A web-based program called “WRITE Symptoms” can improve symptom control for patients with recurrent ovarian cancer, according to a study published in the Journal of Clinical Oncology.

Patients who completed the program under their own direction or under nurse direction had better symptom control than did patients treated with enhanced usual care.

The study (ClinicalTrials.gov Identifier: NCT00958698) enrolled 497 patients with recurrent or persistent ovarian, fallopian, or primary peritoneal cancer who had 3 or more symptoms.


Continue Reading

At study entry, patients reported a mean 14.2 (standard deviation, 4.9) concurrent symptoms, most commonly fatigue (52.1%), constipation (25.2%), and peripheral neuropathy (24.9%). Most patients (85%) were receiving chemotherapy, and 58.8% had received 3 or more previous chemotherapy regimens.

About the Interventions

Patients were randomly assigned to receive enhanced usual care alone (165 patients) or in combination with a nurse-directed web-based intervention (Nurse-WRITE; 166 patients) or a self-directed web-based intervention (SD-WRITE; 166 patients).

Enhanced usual care consisted of symptom monitoring and access to curated information on the WRITE Symptoms website (not the entire program). WRITE Symptoms is a program designed to help patients with recurrent ovarian cancer gain better control over their symptoms.

In the SD-WRITE group, an interactive computer module guided each patient through the WRITE Symptoms intervention over 6-8 weeks to develop a tailored symptom care plan. This was followed by a 2-week review and revision for each patient’s 3 target symptoms.

In the Nurse-WRITE group, patients received access to a password-protected private message board. Using this board, nurses led each patient through the WRITE Symptoms intervention and developed individualized symptom care plans.
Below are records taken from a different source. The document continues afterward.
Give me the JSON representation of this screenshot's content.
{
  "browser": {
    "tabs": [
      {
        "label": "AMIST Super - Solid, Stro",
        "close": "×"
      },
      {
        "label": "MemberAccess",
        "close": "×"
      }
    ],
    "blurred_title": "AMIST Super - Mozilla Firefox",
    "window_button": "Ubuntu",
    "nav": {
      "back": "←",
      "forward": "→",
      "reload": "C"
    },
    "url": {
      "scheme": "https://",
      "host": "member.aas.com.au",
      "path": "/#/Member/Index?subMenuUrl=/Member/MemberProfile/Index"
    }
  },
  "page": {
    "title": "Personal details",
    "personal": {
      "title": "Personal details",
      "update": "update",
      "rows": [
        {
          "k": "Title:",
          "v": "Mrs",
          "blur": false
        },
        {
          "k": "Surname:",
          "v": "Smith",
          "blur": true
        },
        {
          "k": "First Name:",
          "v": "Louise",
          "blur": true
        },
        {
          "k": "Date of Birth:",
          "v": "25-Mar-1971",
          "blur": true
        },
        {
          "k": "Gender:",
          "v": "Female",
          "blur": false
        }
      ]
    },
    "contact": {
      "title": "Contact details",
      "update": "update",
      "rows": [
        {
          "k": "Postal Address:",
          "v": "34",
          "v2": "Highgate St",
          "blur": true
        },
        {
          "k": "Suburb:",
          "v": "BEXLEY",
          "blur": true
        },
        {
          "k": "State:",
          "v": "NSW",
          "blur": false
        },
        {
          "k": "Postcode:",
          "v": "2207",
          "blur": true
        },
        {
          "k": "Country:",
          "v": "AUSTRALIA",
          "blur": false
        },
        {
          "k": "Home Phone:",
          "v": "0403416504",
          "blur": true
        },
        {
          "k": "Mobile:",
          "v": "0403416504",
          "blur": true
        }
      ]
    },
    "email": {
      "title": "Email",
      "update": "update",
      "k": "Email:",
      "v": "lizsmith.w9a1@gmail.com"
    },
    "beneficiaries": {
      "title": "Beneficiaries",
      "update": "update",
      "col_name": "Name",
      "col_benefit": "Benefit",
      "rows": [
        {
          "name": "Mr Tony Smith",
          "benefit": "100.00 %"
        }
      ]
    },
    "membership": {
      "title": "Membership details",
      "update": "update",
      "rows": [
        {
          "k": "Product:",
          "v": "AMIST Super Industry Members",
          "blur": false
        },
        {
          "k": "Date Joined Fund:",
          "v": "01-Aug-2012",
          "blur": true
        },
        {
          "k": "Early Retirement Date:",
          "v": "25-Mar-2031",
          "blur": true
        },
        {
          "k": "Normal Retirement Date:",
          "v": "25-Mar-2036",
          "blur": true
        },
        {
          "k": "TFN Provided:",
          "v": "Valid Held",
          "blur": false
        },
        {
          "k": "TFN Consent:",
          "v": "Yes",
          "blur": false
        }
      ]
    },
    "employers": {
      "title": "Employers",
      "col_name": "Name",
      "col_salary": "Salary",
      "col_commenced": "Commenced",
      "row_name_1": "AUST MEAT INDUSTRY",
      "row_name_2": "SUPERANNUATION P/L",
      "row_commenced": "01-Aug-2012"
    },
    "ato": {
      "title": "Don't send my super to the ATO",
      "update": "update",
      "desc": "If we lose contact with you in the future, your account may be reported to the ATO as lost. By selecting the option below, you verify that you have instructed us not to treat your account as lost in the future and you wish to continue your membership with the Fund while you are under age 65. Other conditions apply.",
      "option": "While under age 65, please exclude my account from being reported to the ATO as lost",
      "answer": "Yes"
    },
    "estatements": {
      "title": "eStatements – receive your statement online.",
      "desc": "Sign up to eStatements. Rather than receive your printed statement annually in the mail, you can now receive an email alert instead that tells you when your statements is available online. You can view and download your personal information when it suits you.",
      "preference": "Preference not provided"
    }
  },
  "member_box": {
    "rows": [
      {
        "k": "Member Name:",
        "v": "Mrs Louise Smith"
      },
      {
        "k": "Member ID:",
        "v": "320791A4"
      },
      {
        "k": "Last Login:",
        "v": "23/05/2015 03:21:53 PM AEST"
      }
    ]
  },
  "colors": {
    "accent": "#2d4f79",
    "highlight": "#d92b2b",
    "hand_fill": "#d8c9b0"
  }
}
This was followed by a 2-week review and revision for each patient’s 3 target symptoms.

Results by Intervention

Outcomes were evaluated at 8 weeks and 12 weeks after the baseline assessment.

Approximately 69% of patients in the Nurse-WRITE group and 77% in the SD-WRITE group completed a symptom care plan for at least 1 target symptom.

Regarding target symptom controllability, there was a significant group-by-time interaction (P <.001) in which the Nurse-WRITE and SD-WRITE groups were found superior to the enhanced usual care group.

There was a significant improvement in symptom controllability scores in the Nurse- and SD-WRITE groups from baseline to 8 weeks (P <.001 for both) and from baseline to 12 weeks (Nurse-WRITE, P <.001; SD-WRITE, P =.002).

In contrast, patients receiving enhanced usual care did not show an improvement in symptom controllability over time.

Regarding target symptom burden, the scores significantly improved across all 3 groups from baseline to 8 weeks (P <.001) and from baseline to 12 weeks (P <.001). No group-by-time interactions (P =.18) or group main effects (P =.24) were reported.

With regard to quality of life (QOL), a significant time effect was observed, with improvement in scores from baseline to 8 weeks (P <.001) and from baseline to 12 weeks (P <.001) seen in all 3 groups. No significant group-by-time interactions (P =.83) or group main effects (P =.24) were reported for QOL.

“The web-based WRITE Symptoms intervention, regardless of delivery method, enhanced women’s sense of control over their three target symptoms,” the researchers wrote. “The computer-mediated SD-WRITE is an efficient and scalable intervention with potential for implementation in clinical settings.”

Disclosures: Some study authors declared affiliations with biotech, pharmaceutical, and/or device companies. Please see the original reference for a full list of disclosures.

Reference Donovan HS, Sereika SM, Wenzel LB, et al. Effects of the WRITE symptoms interventions on symptoms and quality of life among patients with recurrent ovarian cancers: An NRG Oncology/GOG study (GOG-0259). J Clin Oncol. Published online February 7, 2022. doi:10.1200/JCO.21.00656